A new Android Trojan has been lurking under a fake app that tries to mimic a Flash Player update, ESET discovered this week.
The Android/TrojanDownloader Agent JI is able to download and execute additional malware, which is capable of emptying bank accounts or conducting ransomware attacks.
The Trojan is delivered through compromised websites such as social media and ‘adult’ sites. ESET says that the Trojan uses ‘safety measures’ as the reason to target users in the fake Flash update.
“This particular Trojan has been built so other malware can be downloaded. When our analysts looked at this downloader, its real payload was designed to steal money from bank accounts. However, it would take only the cybercriminals distributing this downloader to change the payload malware for the user to get served with spyware or ransomware,” says Nick FitzGerald, ESET senior research fellow.
The Flash update screen looks genuine enough, however those that fall for the scam are then prompted of a successful install. The malware then creates a ‘Saving Battery’ service that wants access to permissions in Android’s Accessibility functions.
Those permissions are ‘monitor your actions, retrieve window content and turn on Explore by touch’, all of which enable attackers to copy user clicks and select anything on the screen.
Meanwhile, the Flash malware hides its icon and communicates with the C&C server and provides information about the infected device. The server can then deliver a URL with other malware. The compromised device then shows a fake lock screen with no option to close it, disguising all malicious activity.
ESET provides the following tips for users to find out if they have been infected:
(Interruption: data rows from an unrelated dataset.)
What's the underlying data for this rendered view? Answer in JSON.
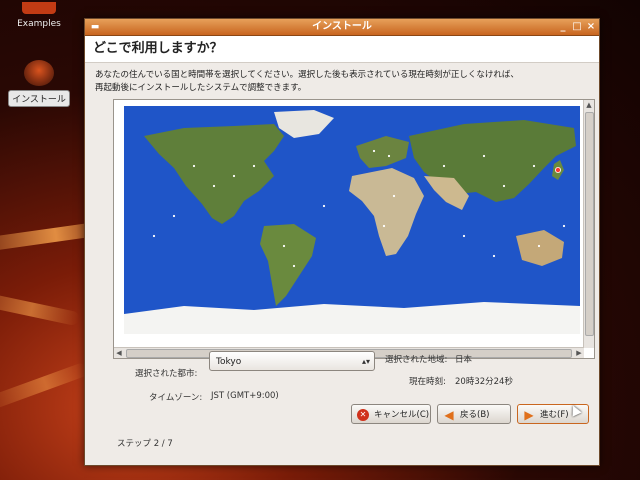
{
  "desktop": {
    "examples_label": "Examples",
    "install_label": "インストール"
  },
  "window": {
    "title": "インストール",
    "menu_icon": "window-menu-icon",
    "controls": [
      "minimize-icon",
      "maximize-icon",
      "close-icon"
    ]
  },
  "header": {
    "title": "どこで利用しますか？"
  },
  "description": {
    "line1": "あなたの住んでいる国と時間帯を選択してください。選択した後も表示されている現在時刻が正しくなければ、",
    "line2": "再起動後にインストールしたシステムで調整できます。"
  },
  "form": {
    "city_label": "選択された都市:",
    "city_value": "Tokyo",
    "region_label": "選択された地域:",
    "region_value": "日本",
    "timezone_label": "タイムゾーン:",
    "timezone_value": "JST (GMT+9:00)",
    "current_time_label": "現在時刻:",
    "current_time_value": "20時32分24秒"
  },
  "buttons": {
    "cancel": "キャンセル(C)",
    "back": "戻る(B)",
    "next": "進む(F)"
  },
  "footer": {
    "step": "ステップ 2 / 7"
  },
  "colors": {
    "title_bar": "#d9782e",
    "ocean": "#1f55c8",
    "land": "#5f7f3a",
    "window_bg": "#efebe7"
  }
}
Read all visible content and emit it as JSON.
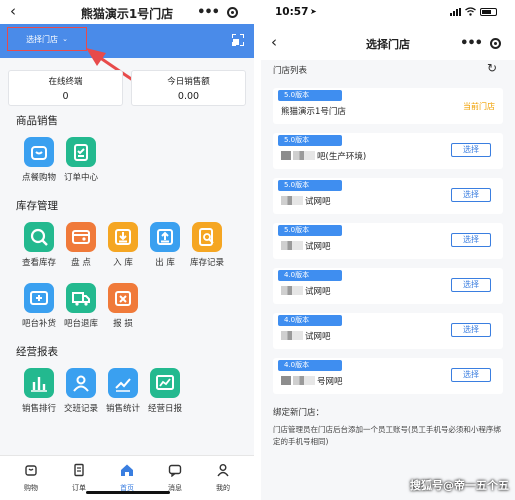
{
  "left": {
    "title": "熊猫演示1号门店",
    "store_select_label": "选择门店",
    "stats": [
      {
        "label": "在线终端",
        "value": "0"
      },
      {
        "label": "今日销售额",
        "value": "0.00"
      }
    ],
    "sections": [
      {
        "title": "商品销售",
        "items": [
          {
            "label": "点餐购物",
            "icon": "shopping-bag-icon",
            "color": "#3aa0f0"
          },
          {
            "label": "订单中心",
            "icon": "clipboard-check-icon",
            "color": "#23b98f"
          }
        ]
      },
      {
        "title": "库存管理",
        "items": [
          {
            "label": "查看库存",
            "icon": "magnifier-icon",
            "color": "#23b98f"
          },
          {
            "label": "盘 点",
            "icon": "wallet-icon",
            "color": "#f07a3a"
          },
          {
            "label": "入 库",
            "icon": "inbox-download-icon",
            "color": "#f5a623"
          },
          {
            "label": "出 库",
            "icon": "inbox-upload-icon",
            "color": "#3aa0f0"
          },
          {
            "label": "库存记录",
            "icon": "record-search-icon",
            "color": "#f5a623"
          }
        ]
      },
      {
        "title": "",
        "items": [
          {
            "label": "吧台补货",
            "icon": "restock-icon",
            "color": "#3aa0f0"
          },
          {
            "label": "吧台退库",
            "icon": "return-truck-icon",
            "color": "#23b98f"
          },
          {
            "label": "报 损",
            "icon": "damage-box-icon",
            "color": "#f07a3a"
          }
        ]
      },
      {
        "title": "经营报表",
        "items": [
          {
            "label": "销售排行",
            "icon": "bar-chart-icon",
            "color": "#23b98f"
          },
          {
            "label": "交班记录",
            "icon": "user-shift-icon",
            "color": "#3aa0f0"
          },
          {
            "label": "销售统计",
            "icon": "trend-chart-icon",
            "color": "#3aa0f0"
          },
          {
            "label": "经营日报",
            "icon": "daily-report-icon",
            "color": "#23b98f"
          }
        ]
      }
    ],
    "tabs": [
      {
        "label": "购物",
        "icon": "bag-tab-icon"
      },
      {
        "label": "订单",
        "icon": "order-tab-icon"
      },
      {
        "label": "首页",
        "icon": "home-tab-icon",
        "active": true
      },
      {
        "label": "消息",
        "icon": "message-tab-icon"
      },
      {
        "label": "我的",
        "icon": "profile-tab-icon"
      }
    ],
    "accent": "#4a8be9",
    "highlight": "#e84b4b"
  },
  "right": {
    "time": "10:57",
    "title": "选择门店",
    "list_heading": "门店列表",
    "stores": [
      {
        "version": "5.0版本",
        "name": "熊猫演示1号门店",
        "current": "当前门店"
      },
      {
        "version": "5.0版本",
        "name": "吧(生产环境)",
        "button": "选择"
      },
      {
        "version": "5.0版本",
        "name": "试网吧",
        "button": "选择"
      },
      {
        "version": "5.0版本",
        "name": "试网吧",
        "button": "选择"
      },
      {
        "version": "4.0版本",
        "name": "试网吧",
        "button": "选择"
      },
      {
        "version": "4.0版本",
        "name": "试网吧",
        "button": "选择"
      },
      {
        "version": "4.0版本",
        "name": "号网吧",
        "button": "选择"
      }
    ],
    "bind_heading": "绑定新门店：",
    "bind_text": "门店管理员在门店后台添加一个员工账号(员工手机号必须和小程序绑定的手机号相同)",
    "watermark": "搜狐号@帝一五个五",
    "accent": "#3a7ee0",
    "version_color": "#3f8ef0",
    "current_color": "#f0a000"
  }
}
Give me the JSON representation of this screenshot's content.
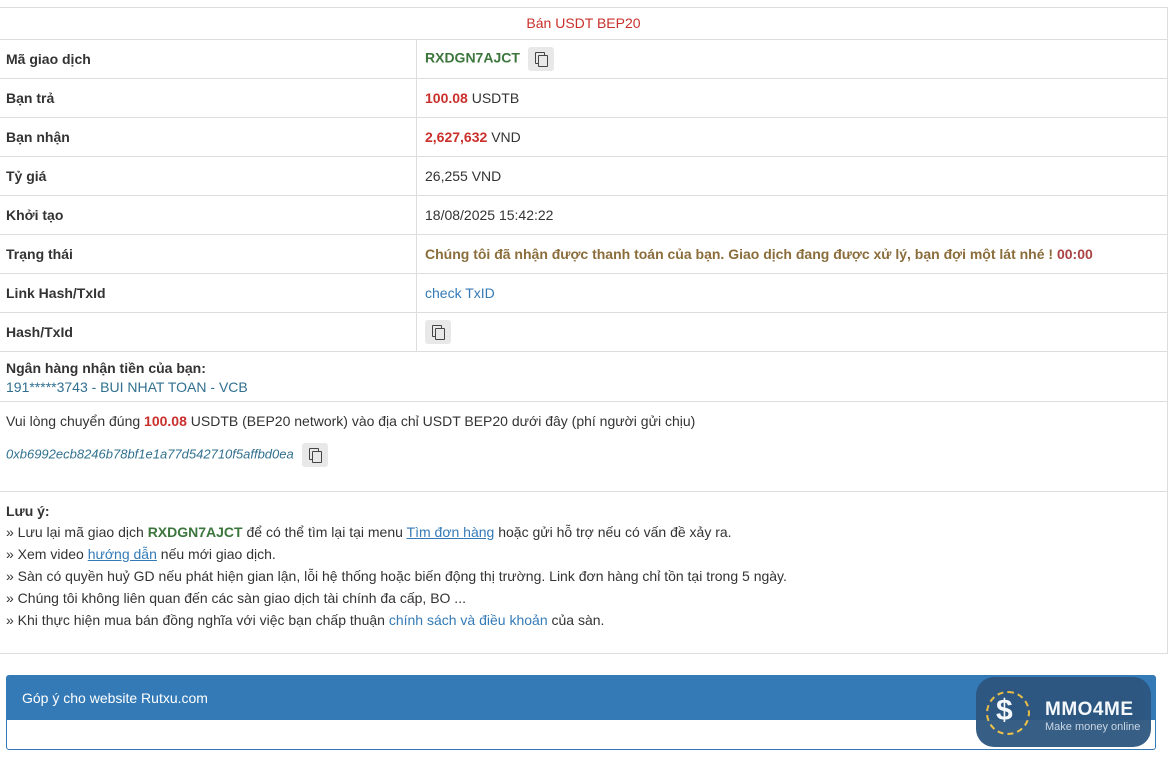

"The key indicator of whether a device has been infected with this malware is the presence of a “Saving Battery” option amongst Services in the Accessibility menu.
Denying the service its permissions will not get rid of Android/TrojanDownloader.Agent.JI. To remove the downloader, try manually uninstalling the app from Settings -> Application Manager -> Flash-Player.
In some instances, the user has been successfully tricked into granting Device administrator rights to the app. In such a case, it is necessary to deactivate the administrator rights first, by going to Settings -> Security -> Flash-Player, before uninstalling."
To avoid infection, Fitzgerald offers some key pointers:
“There is no Adobe Flash Player for Android, so if you have installed one, warned that your version needs updating, or installed that “update”, you should install a security product and scan the whole device, as you have been duped and most likely have something undesirable running on your device.”